Why Miers must be rejected
has sent me this eloquent and heartfelt statement contra Miers which a correspondent had written to him. I’ve edited it slightly for usage:
It is not enough, today, to nominate a conservative. We must not confirm her, regardless of what she believes in her heart of hearts, regardless of how she would vote on the bench. There are systematic interests at stake here.
Posted by Lawrence Auster at October 11, 2005 07:25 PM | Send
Nominating stealth nominees with 55 seats is the problem. If we now refuse to nominate someone who’s ever said anything we agree with in public, it means abandoning the 20 year fight to claim that the legal mainstream is not defined by the New York Times and the angry left. It means that, regardless of how many elections we win, regardless of how many Senate seats we hold, regardless of what promises our presidential candidates make, we remain the exotics who can’t be trusted, the ugly word not mentioned in public company. Accepting this nomination means that the movement and the party have finally and fully internalized our abuse.
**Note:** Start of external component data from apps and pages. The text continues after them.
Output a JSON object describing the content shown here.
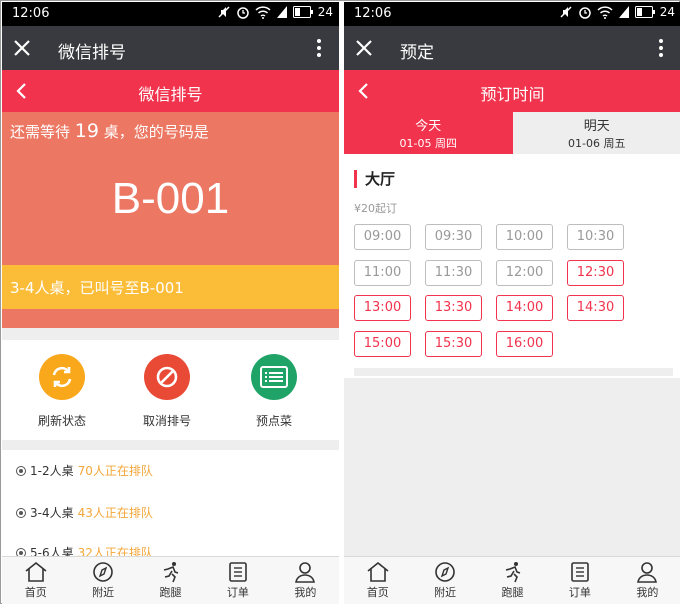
{
  "left": {
    "status": {
      "time": "12:06",
      "battery": "24"
    },
    "wx_title": "微信排号",
    "page_title": "微信排号",
    "wait_prefix": "还需等待",
    "wait_count": "19",
    "wait_suffix": "桌，您的号码是",
    "ticket": "B-001",
    "called_text": "3-4人桌，已叫号至B-001",
    "actions": [
      {
        "label": "刷新状态",
        "color": "#f9a71b",
        "icon": "refresh-icon"
      },
      {
        "label": "取消排号",
        "color": "#e94a36",
        "icon": "cancel-icon"
      },
      {
        "label": "预点菜",
        "color": "#1fa367",
        "icon": "menu-icon"
      }
    ],
    "queues": [
      {
        "table": "1-2人桌",
        "count": "70人正在排队"
      },
      {
        "table": "3-4人桌",
        "count": "43人正在排队"
      },
      {
        "table": "5-6人桌",
        "count": "32人正在排队"
      }
    ]
  },
  "right": {
    "status": {
      "time": "12:06",
      "battery": "24"
    },
    "wx_title": "预定",
    "page_title": "预订时间",
    "days": [
      {
        "label": "今天",
        "date": "01-05 周四",
        "active": true
      },
      {
        "label": "明天",
        "date": "01-06 周五",
        "active": false
      }
    ],
    "section": "大厅",
    "price": "¥20起订",
    "slots": [
      {
        "time": "09:00",
        "available": false
      },
      {
        "time": "09:30",
        "available": false
      },
      {
        "time": "10:00",
        "available": false
      },
      {
        "time": "10:30",
        "available": false
      },
      {
        "time": "11:00",
        "available": false
      },
      {
        "time": "11:30",
        "available": false
      },
      {
        "time": "12:00",
        "available": false
      },
      {
        "time": "12:30",
        "available": true
      },
      {
        "time": "13:00",
        "available": true
      },
      {
        "time": "13:30",
        "available": true
      },
      {
        "time": "14:00",
        "available": true
      },
      {
        "time": "14:30",
        "available": true
      },
      {
        "time": "15:00",
        "available": true
      },
      {
        "time": "15:30",
        "available": true
      },
      {
        "time": "16:00",
        "available": true
      }
    ]
  },
  "tabs": [
    {
      "label": "首页",
      "icon": "home-icon"
    },
    {
      "label": "附近",
      "icon": "compass-icon"
    },
    {
      "label": "跑腿",
      "icon": "runner-icon"
    },
    {
      "label": "订单",
      "icon": "order-icon"
    },
    {
      "label": "我的",
      "icon": "user-icon"
    }
  ],
  "colors": {
    "accent": "#f2334d",
    "queue_bg": "#ec7763",
    "called_bg": "#fbbc37",
    "queue_count": "#f3a73a"
  }
}
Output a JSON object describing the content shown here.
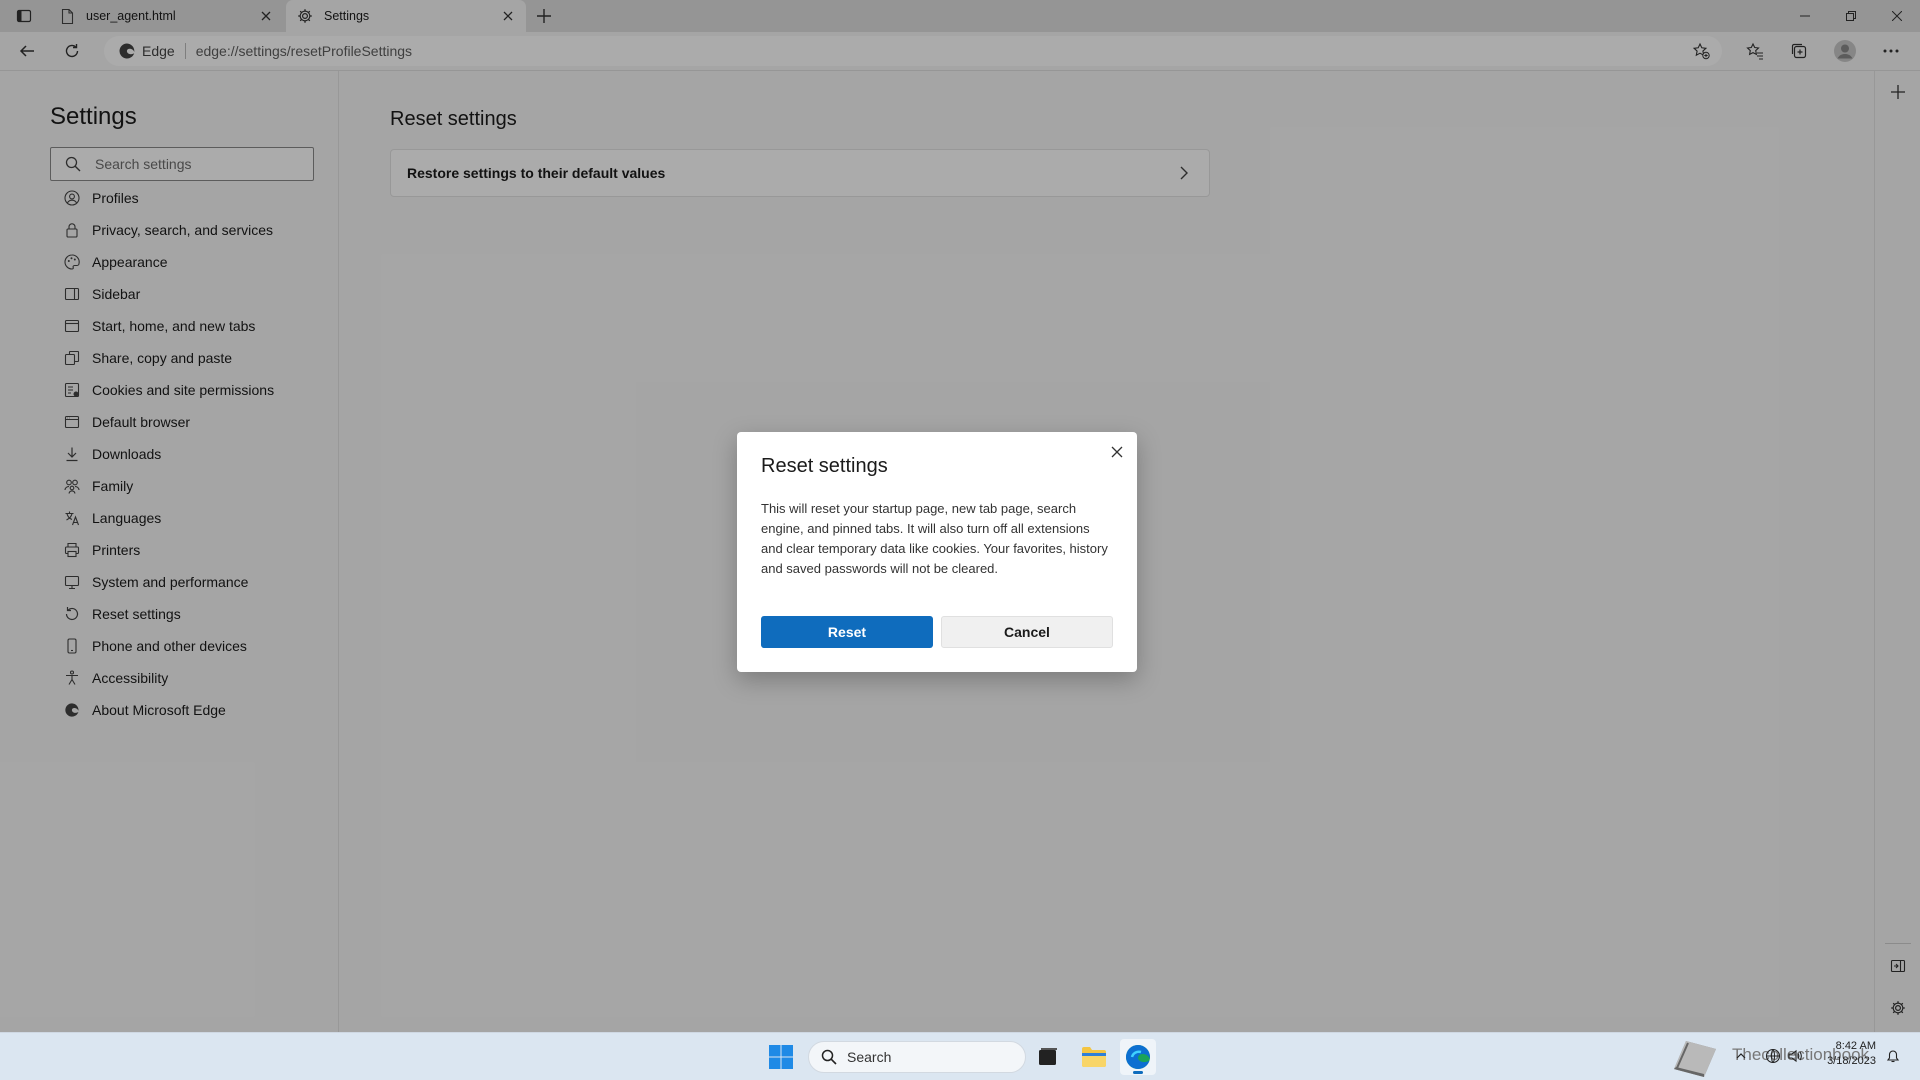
{
  "browser": {
    "tabs": [
      {
        "title": "user_agent.html",
        "icon": "file-icon",
        "active": false
      },
      {
        "title": "Settings",
        "icon": "gear-icon",
        "active": true
      }
    ],
    "address": {
      "site_label": "Edge",
      "url": "edge://settings/resetProfileSettings"
    }
  },
  "settings": {
    "title": "Settings",
    "search_placeholder": "Search settings",
    "nav": [
      {
        "label": "Profiles",
        "icon": "profile-icon"
      },
      {
        "label": "Privacy, search, and services",
        "icon": "lock-icon"
      },
      {
        "label": "Appearance",
        "icon": "palette-icon"
      },
      {
        "label": "Sidebar",
        "icon": "sidebar-icon"
      },
      {
        "label": "Start, home, and new tabs",
        "icon": "home-icon"
      },
      {
        "label": "Share, copy and paste",
        "icon": "share-icon"
      },
      {
        "label": "Cookies and site permissions",
        "icon": "cookie-icon"
      },
      {
        "label": "Default browser",
        "icon": "browser-icon"
      },
      {
        "label": "Downloads",
        "icon": "download-icon"
      },
      {
        "label": "Family",
        "icon": "family-icon"
      },
      {
        "label": "Languages",
        "icon": "language-icon"
      },
      {
        "label": "Printers",
        "icon": "printer-icon"
      },
      {
        "label": "System and performance",
        "icon": "system-icon"
      },
      {
        "label": "Reset settings",
        "icon": "reset-icon"
      },
      {
        "label": "Phone and other devices",
        "icon": "phone-icon"
      },
      {
        "label": "Accessibility",
        "icon": "accessibility-icon"
      },
      {
        "label": "About Microsoft Edge",
        "icon": "edge-icon"
      }
    ]
  },
  "main": {
    "title": "Reset settings",
    "card_label": "Restore settings to their default values"
  },
  "dialog": {
    "title": "Reset settings",
    "body": "This will reset your startup page, new tab page, search engine, and pinned tabs. It will also turn off all extensions and clear temporary data like cookies. Your favorites, history and saved passwords will not be cleared.",
    "primary_label": "Reset",
    "secondary_label": "Cancel"
  },
  "taskbar": {
    "search_label": "Search",
    "tray_watermark": "Thecollectionbook",
    "time": "8:42 AM",
    "date": "3/18/2023"
  },
  "colors": {
    "accent": "#0f6cbd",
    "overlay": "rgba(0,0,0,0.33)",
    "taskbar": "#dbe6f1"
  }
}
We cannot accept a nomination who, at best, has refused ever to state what she really believes or how she actually thinks, especially on the basis that anyone who did would be unconfirmable. In so doing we telegraph that, truth be told, we are a bit ashamed of our views too. It would tell the next generation of great conservative legal minds: keep your head down and your mouth shut, avoid the professoriate, do not publish, do not discuss your views with your friends, and if at all possible avoid the lower courts too.
And confirming her would mean discrediting everything we’ve believed in and fought for for years, making a joke of everything we’ve said about the judiciary for a generation. We’ve opposed identity politics and victimology. Now we are told by our leaders that opposition to her is “sexist.” We’ve stood for standards. Now we are told that questioning her credentials is elitist. We’ve pilloried the Democrats for using the religion of a nominee as a proxy for how he will behave on the bench. Now we are told to trust Miers, because she’s an evangelical Christian and therefore would be good on the bench. We’ve maintained that judging is about the rule of law, not about personal beliefs and desired outcome. Now we are told to trust her, because she is pro-life and will reach our desired outcome. We tried to end the judicial filibuster, arguing that a simple majority vote wouldn’t make the Senate a rubber stamp for the President, because we would use our independent judgment in weighing the credentials and abilities of the candidate. Now we are told we must support this nominee because the President does.
No single vote on the Supreme Court is worth the damage that this would do to the legal culture and to the future of the Court.